▸ **ASSIGNMENT**: Could you output every record again, exactly as given?

[RECORDS SHOWN]

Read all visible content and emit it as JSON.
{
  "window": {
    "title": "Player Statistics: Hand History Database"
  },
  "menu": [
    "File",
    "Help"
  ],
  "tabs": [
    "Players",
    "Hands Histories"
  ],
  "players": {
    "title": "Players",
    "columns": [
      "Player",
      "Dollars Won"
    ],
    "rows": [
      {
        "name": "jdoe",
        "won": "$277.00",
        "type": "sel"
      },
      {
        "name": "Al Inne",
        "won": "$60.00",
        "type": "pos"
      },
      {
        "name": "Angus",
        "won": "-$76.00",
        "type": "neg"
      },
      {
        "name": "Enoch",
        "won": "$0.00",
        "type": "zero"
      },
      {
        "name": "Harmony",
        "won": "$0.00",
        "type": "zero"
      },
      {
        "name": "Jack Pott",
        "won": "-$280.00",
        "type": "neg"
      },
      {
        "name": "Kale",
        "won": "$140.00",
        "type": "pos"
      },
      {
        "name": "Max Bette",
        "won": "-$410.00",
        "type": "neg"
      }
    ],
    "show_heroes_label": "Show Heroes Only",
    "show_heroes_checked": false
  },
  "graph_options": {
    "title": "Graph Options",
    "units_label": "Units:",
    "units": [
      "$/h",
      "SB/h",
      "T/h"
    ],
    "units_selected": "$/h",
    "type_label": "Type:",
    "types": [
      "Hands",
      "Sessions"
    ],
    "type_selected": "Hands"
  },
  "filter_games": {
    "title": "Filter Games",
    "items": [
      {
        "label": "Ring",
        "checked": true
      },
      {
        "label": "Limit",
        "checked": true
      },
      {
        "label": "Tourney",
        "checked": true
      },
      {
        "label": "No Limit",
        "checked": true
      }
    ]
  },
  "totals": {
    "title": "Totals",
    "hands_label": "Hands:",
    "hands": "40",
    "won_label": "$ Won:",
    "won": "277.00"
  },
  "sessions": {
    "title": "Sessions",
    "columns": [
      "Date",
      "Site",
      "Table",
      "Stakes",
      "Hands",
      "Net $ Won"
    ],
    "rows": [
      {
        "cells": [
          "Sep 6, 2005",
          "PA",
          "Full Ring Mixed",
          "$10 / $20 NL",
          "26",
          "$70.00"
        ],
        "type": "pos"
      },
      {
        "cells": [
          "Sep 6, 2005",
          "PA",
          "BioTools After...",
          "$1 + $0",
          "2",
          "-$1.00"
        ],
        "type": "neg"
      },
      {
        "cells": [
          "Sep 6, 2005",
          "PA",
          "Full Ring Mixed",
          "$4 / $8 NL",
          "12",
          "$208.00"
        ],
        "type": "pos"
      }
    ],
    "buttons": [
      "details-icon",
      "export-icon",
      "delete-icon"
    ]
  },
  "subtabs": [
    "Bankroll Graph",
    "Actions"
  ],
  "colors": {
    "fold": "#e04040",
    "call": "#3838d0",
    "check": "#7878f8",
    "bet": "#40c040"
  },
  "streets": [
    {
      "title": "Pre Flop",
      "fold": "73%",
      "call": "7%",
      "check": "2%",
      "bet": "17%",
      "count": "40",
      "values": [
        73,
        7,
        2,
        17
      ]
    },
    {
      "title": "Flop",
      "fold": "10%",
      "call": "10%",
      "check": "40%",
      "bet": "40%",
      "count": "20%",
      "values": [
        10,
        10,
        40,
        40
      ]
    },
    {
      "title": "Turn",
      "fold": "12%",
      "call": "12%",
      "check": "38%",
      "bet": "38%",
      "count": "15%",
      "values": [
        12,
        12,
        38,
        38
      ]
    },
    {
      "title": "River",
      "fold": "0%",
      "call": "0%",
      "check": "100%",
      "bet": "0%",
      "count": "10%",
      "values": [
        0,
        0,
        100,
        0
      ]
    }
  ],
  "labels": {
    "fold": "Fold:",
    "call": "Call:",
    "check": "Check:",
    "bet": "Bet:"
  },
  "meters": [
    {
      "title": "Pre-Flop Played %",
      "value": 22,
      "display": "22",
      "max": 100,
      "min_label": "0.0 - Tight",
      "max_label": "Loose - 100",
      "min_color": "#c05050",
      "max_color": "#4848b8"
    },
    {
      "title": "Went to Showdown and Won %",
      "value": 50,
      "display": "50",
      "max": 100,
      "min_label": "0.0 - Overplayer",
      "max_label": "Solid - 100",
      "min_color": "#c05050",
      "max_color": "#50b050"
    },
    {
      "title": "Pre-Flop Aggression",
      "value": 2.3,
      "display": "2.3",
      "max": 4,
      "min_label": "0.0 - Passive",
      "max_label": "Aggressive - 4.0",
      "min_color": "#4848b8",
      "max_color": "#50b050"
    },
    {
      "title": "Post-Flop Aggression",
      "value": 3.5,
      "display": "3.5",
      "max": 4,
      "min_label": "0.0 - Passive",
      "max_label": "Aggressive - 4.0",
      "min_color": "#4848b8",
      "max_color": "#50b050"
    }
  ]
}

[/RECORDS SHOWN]

▸ **ANSWER SPACE**:
Read all visible content and emit it as JSON.
{
  "window": {
    "title": "Player Statistics: Hand History Database"
  },
  "menu": [
    "File",
    "Help"
  ],
  "tabs": [
    "Players",
    "Hands Histories"
  ],
  "players": {
    "title": "Players",
    "columns": [
      "Player",
      "Dollars Won"
    ],
    "rows": [
      {
        "name": "jdoe",
        "won": "$277.00",
        "type": "sel"
      },
      {
        "name": "Al Inne",
        "won": "$60.00",
        "type": "pos"
      },
      {
        "name": "Angus",
        "won": "-$76.00",
        "type": "neg"
      },
      {
        "name": "Enoch",
        "won": "$0.00",
        "type": "zero"
      },
      {
        "name": "Harmony",
        "won": "$0.00",
        "type": "zero"
      },
      {
        "name": "Jack Pott",
        "won": "-$280.00",
        "type": "neg"
      },
      {
        "name": "Kale",
        "won": "$140.00",
        "type": "pos"
      },
      {
        "name": "Max Bette",
        "won": "-$410.00",
        "type": "neg"
      }
    ],
    "show_heroes_label": "Show Heroes Only",
    "show_heroes_checked": false
  },
  "graph_options": {
    "title": "Graph Options",
    "units_label": "Units:",
    "units": [
      "$/h",
      "SB/h",
      "T/h"
    ],
    "units_selected": "$/h",
    "type_label": "Type:",
    "types": [
      "Hands",
      "Sessions"
    ],
    "type_selected": "Hands"
  },
  "filter_games": {
    "title": "Filter Games",
    "items": [
      {
        "label": "Ring",
        "checked": true
      },
      {
        "label": "Limit",
        "checked": true
      },
      {
        "label": "Tourney",
        "checked": true
      },
      {
        "label": "No Limit",
        "checked": true
      }
    ]
  },
  "totals": {
    "title": "Totals",
    "hands_label": "Hands:",
    "hands": "40",
    "won_label": "$ Won:",
    "won": "277.00"
  },
  "sessions": {
    "title": "Sessions",
    "columns": [
      "Date",
      "Site",
      "Table",
      "Stakes",
      "Hands",
      "Net $ Won"
    ],
    "rows": [
      {
        "cells": [
          "Sep 6, 2005",
          "PA",
          "Full Ring Mixed",
          "$10 / $20 NL",
          "26",
          "$70.00"
        ],
        "type": "pos"
      },
      {
        "cells": [
          "Sep 6, 2005",
          "PA",
          "BioTools After...",
          "$1 + $0",
          "2",
          "-$1.00"
        ],
        "type": "neg"
      },
      {
        "cells": [
          "Sep 6, 2005",
          "PA",
          "Full Ring Mixed",
          "$4 / $8 NL",
          "12",
          "$208.00"
        ],
        "type": "pos"
      }
    ],
    "buttons": [
      "details-icon",
      "export-icon",
      "delete-icon"
    ]
  },
  "subtabs": [
    "Bankroll Graph",
    "Actions"
  ],
  "colors": {
    "fold": "#e04040",
    "call": "#3838d0",
    "check": "#7878f8",
    "bet": "#40c040"
  },
  "streets": [
    {
      "title": "Pre Flop",
      "fold": "73%",
      "call": "7%",
      "check": "2%",
      "bet": "17%",
      "count": "40",
      "values": [
        73,
        7,
        2,
        17
      ]
    },
    {
      "title": "Flop",
      "fold": "10%",
      "call": "10%",
      "check": "40%",
      "bet": "40%",
      "count": "20%",
      "values": [
        10,
        10,
        40,
        40
      ]
    },
    {
      "title": "Turn",
      "fold": "12%",
      "call": "12%",
      "check": "38%",
      "bet": "38%",
      "count": "15%",
      "values": [
        12,
        12,
        38,
        38
      ]
    },
    {
      "title": "River",
      "fold": "0%",
      "call": "0%",
      "check": "100%",
      "bet": "0%",
      "count": "10%",
      "values": [
        0,
        0,
        100,
        0
      ]
    }
  ],
  "labels": {
    "fold": "Fold:",
    "call": "Call:",
    "check": "Check:",
    "bet": "Bet:"
  },
  "meters": [
    {
      "title": "Pre-Flop Played %",
      "value": 22,
      "display": "22",
      "max": 100,
      "min_label": "0.0 - Tight",
      "max_label": "Loose - 100",
      "min_color": "#c05050",
      "max_color": "#4848b8"
    },
    {
      "title": "Went to Showdown and Won %",
      "value": 50,
      "display": "50",
      "max": 100,
      "min_label": "0.0 - Overplayer",
      "max_label": "Solid - 100",
      "min_color": "#c05050",
      "max_color": "#50b050"
    },
    {
      "title": "Pre-Flop Aggression",
      "value": 2.3,
      "display": "2.3",
      "max": 4,
      "min_label": "0.0 - Passive",
      "max_label": "Aggressive - 4.0",
      "min_color": "#4848b8",
      "max_color": "#50b050"
    },
    {
      "title": "Post-Flop Aggression",
      "value": 3.5,
      "display": "3.5",
      "max": 4,
      "min_label": "0.0 - Passive",
      "max_label": "Aggressive - 4.0",
      "min_color": "#4848b8",
      "max_color": "#50b050"
    }
  ]
}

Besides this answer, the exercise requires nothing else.